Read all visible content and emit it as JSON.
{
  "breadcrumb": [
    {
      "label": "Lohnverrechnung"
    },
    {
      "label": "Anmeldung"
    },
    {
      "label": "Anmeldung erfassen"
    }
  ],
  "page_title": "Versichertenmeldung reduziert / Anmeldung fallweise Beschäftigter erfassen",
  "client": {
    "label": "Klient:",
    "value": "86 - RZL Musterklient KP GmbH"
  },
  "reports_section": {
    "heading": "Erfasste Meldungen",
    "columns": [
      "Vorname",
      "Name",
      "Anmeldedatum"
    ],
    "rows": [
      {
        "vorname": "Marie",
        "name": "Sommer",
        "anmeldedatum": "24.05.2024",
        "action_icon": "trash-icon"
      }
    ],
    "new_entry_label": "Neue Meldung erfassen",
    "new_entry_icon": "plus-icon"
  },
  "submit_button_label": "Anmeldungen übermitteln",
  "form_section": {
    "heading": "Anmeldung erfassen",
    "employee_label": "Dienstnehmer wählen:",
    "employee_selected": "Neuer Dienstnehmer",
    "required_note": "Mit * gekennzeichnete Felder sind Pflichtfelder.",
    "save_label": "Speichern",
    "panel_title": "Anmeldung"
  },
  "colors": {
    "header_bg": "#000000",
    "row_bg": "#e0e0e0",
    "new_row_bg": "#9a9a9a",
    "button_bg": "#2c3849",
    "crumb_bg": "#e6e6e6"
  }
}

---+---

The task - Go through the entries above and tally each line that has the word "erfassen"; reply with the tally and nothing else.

Response - 4